:: TASK PROMPT ::
Restate every line below word for word, but drop each picture.

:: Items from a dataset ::
________

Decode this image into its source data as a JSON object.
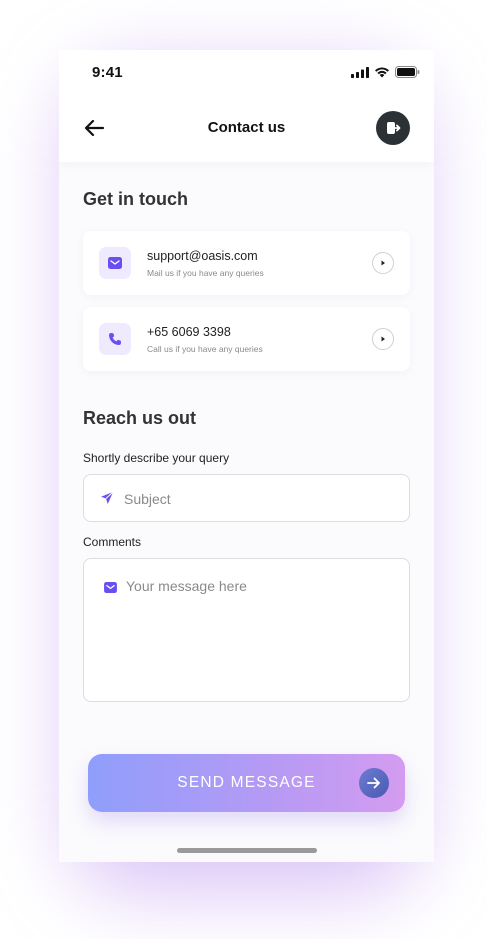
{
  "status_bar": {
    "time": "9:41"
  },
  "header": {
    "title": "Contact us"
  },
  "get_in_touch": {
    "title": "Get in touch",
    "contacts": [
      {
        "title": "support@oasis.com",
        "subtitle": "Mail us if you have any queries",
        "icon": "mail-icon"
      },
      {
        "title": "+65 6069 3398",
        "subtitle": "Call us if you have any queries",
        "icon": "phone-icon"
      }
    ]
  },
  "reach_us": {
    "title": "Reach us out",
    "query_label": "Shortly describe your query",
    "subject_placeholder": "Subject",
    "comments_label": "Comments",
    "message_placeholder": "Your message here"
  },
  "send_button": {
    "label": "SEND MESSAGE"
  },
  "colors": {
    "accent": "#6b4ef0",
    "dark": "#2b3134",
    "gradient_start": "#8f9efb",
    "gradient_end": "#d49cf0"
  }
}
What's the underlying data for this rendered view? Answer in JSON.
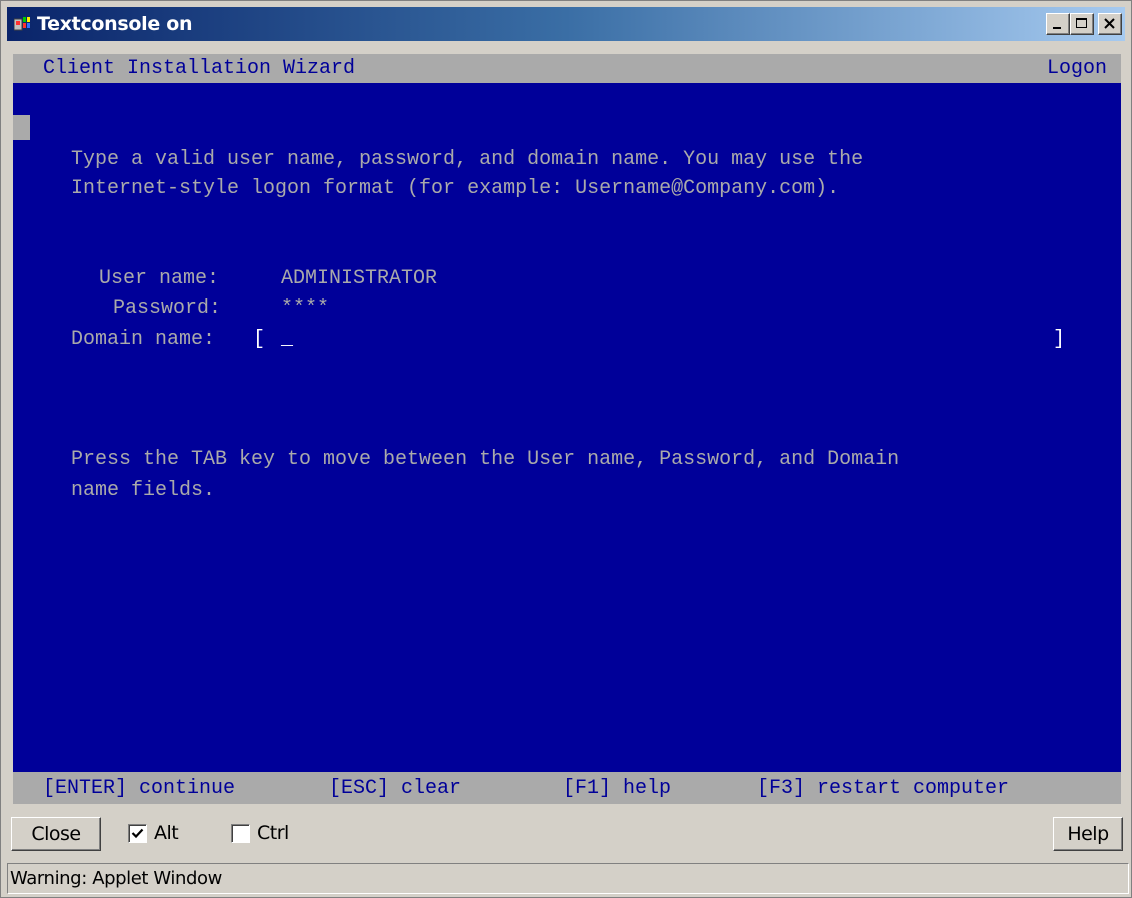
{
  "window": {
    "title": "Textconsole on"
  },
  "console": {
    "header_title": "Client Installation Wizard",
    "header_right": "Logon",
    "instructions": [
      "Type a valid user name, password, and domain name. You may use the",
      "Internet-style logon format (for example: Username@Company.com)."
    ],
    "fields": {
      "user_name_label": "User name:",
      "user_name_value": "ADMINISTRATOR",
      "password_label": "Password:",
      "password_value": "****",
      "domain_label": "Domain name:",
      "domain_open_bracket": "[",
      "domain_value": "_",
      "domain_close_bracket": "]"
    },
    "help_text": [
      "Press the TAB key to move between the User name, Password, and Domain",
      "name fields."
    ],
    "footer_keys": [
      "[ENTER] continue",
      "[ESC] clear",
      "[F1] help",
      "[F3] restart computer"
    ],
    "colors": {
      "background": "#000099",
      "text": "#aaaaaa",
      "bars": "#aaaaaa",
      "highlight": "#ffffff"
    }
  },
  "controls": {
    "close_label": "Close",
    "alt_label": "Alt",
    "alt_checked": true,
    "ctrl_label": "Ctrl",
    "ctrl_checked": false,
    "help_label": "Help"
  },
  "status": {
    "text": "Warning: Applet Window"
  }
}
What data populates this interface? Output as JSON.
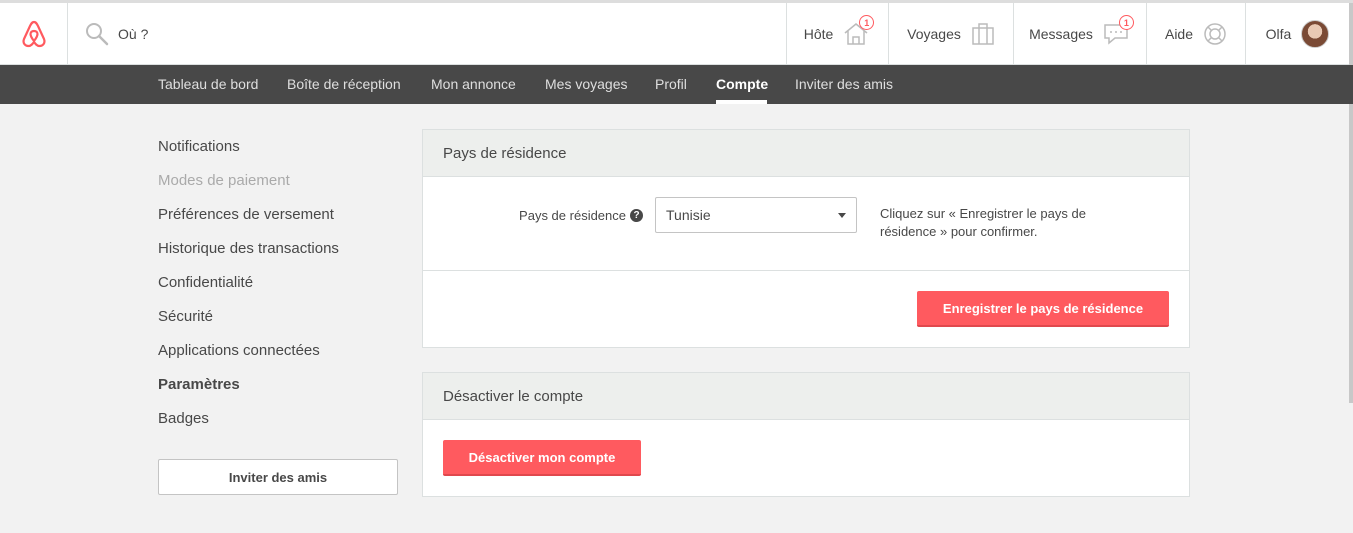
{
  "header": {
    "search_placeholder": "Où ?",
    "nav": {
      "host": "Hôte",
      "host_badge": "1",
      "trips": "Voyages",
      "messages": "Messages",
      "messages_badge": "1",
      "help": "Aide",
      "user": "Olfa"
    }
  },
  "subnav": {
    "items": [
      "Tableau de bord",
      "Boîte de réception",
      "Mon annonce",
      "Mes voyages",
      "Profil",
      "Compte",
      "Inviter des amis"
    ],
    "active": "Compte"
  },
  "sidebar": {
    "items": [
      "Notifications",
      "Modes de paiement",
      "Préférences de versement",
      "Historique des transactions",
      "Confidentialité",
      "Sécurité",
      "Applications connectées",
      "Paramètres",
      "Badges"
    ],
    "active": "Paramètres",
    "invite_button": "Inviter des amis"
  },
  "residence_panel": {
    "title": "Pays de résidence",
    "field_label": "Pays de résidence",
    "help_glyph": "?",
    "selected_country": "Tunisie",
    "hint": "Cliquez sur « Enregistrer le pays de résidence » pour confirmer.",
    "save_button": "Enregistrer le pays de résidence"
  },
  "deactivate_panel": {
    "title": "Désactiver le compte",
    "button": "Désactiver mon compte"
  },
  "colors": {
    "brand": "#ff5a5f",
    "subnav_bg": "#484848",
    "page_bg": "#f2f2f2"
  }
}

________

:: SOLUTION TO THE PROBLEM ::
Decode this image into its source data as a JSON object.
{
  "status_bar": {
    "time": "9:41"
  },
  "header": {
    "title": "Contact us"
  },
  "get_in_touch": {
    "title": "Get in touch",
    "contacts": [
      {
        "title": "support@oasis.com",
        "subtitle": "Mail us if you have any queries",
        "icon": "mail-icon"
      },
      {
        "title": "+65 6069 3398",
        "subtitle": "Call us if you have any queries",
        "icon": "phone-icon"
      }
    ]
  },
  "reach_us": {
    "title": "Reach us out",
    "query_label": "Shortly describe your query",
    "subject_placeholder": "Subject",
    "comments_label": "Comments",
    "message_placeholder": "Your message here"
  },
  "send_button": {
    "label": "SEND MESSAGE"
  },
  "colors": {
    "accent": "#6b4ef0",
    "dark": "#2b3134",
    "gradient_start": "#8f9efb",
    "gradient_end": "#d49cf0"
  }
}
What's the underlying data for this rendered view? Answer in JSON.
{
  "window": {
    "title": "Textconsole on"
  },
  "console": {
    "header_title": "Client Installation Wizard",
    "header_right": "Logon",
    "instructions": [
      "Type a valid user name, password, and domain name. You may use the",
      "Internet-style logon format (for example: Username@Company.com)."
    ],
    "fields": {
      "user_name_label": "User name:",
      "user_name_value": "ADMINISTRATOR",
      "password_label": "Password:",
      "password_value": "****",
      "domain_label": "Domain name:",
      "domain_open_bracket": "[",
      "domain_value": "_",
      "domain_close_bracket": "]"
    },
    "help_text": [
      "Press the TAB key to move between the User name, Password, and Domain",
      "name fields."
    ],
    "footer_keys": [
      "[ENTER] continue",
      "[ESC] clear",
      "[F1] help",
      "[F3] restart computer"
    ],
    "colors": {
      "background": "#000099",
      "text": "#aaaaaa",
      "bars": "#aaaaaa",
      "highlight": "#ffffff"
    }
  },
  "controls": {
    "close_label": "Close",
    "alt_label": "Alt",
    "alt_checked": true,
    "ctrl_label": "Ctrl",
    "ctrl_checked": false,
    "help_label": "Help"
  },
  "status": {
    "text": "Warning: Applet Window"
  }
}
What data populates this interface? Output as JSON.
{
  "header": {
    "search_placeholder": "Où ?",
    "nav": {
      "host": "Hôte",
      "host_badge": "1",
      "trips": "Voyages",
      "messages": "Messages",
      "messages_badge": "1",
      "help": "Aide",
      "user": "Olfa"
    }
  },
  "subnav": {
    "items": [
      "Tableau de bord",
      "Boîte de réception",
      "Mon annonce",
      "Mes voyages",
      "Profil",
      "Compte",
      "Inviter des amis"
    ],
    "active": "Compte"
  },
  "sidebar": {
    "items": [
      "Notifications",
      "Modes de paiement",
      "Préférences de versement",
      "Historique des transactions",
      "Confidentialité",
      "Sécurité",
      "Applications connectées",
      "Paramètres",
      "Badges"
    ],
    "active": "Paramètres",
    "invite_button": "Inviter des amis"
  },
  "residence_panel": {
    "title": "Pays de résidence",
    "field_label": "Pays de résidence",
    "help_glyph": "?",
    "selected_country": "Tunisie",
    "hint": "Cliquez sur « Enregistrer le pays de résidence » pour confirmer.",
    "save_button": "Enregistrer le pays de résidence"
  },
  "deactivate_panel": {
    "title": "Désactiver le compte",
    "button": "Désactiver mon compte"
  },
  "colors": {
    "brand": "#ff5a5f",
    "subnav_bg": "#484848",
    "page_bg": "#f2f2f2"
  }
}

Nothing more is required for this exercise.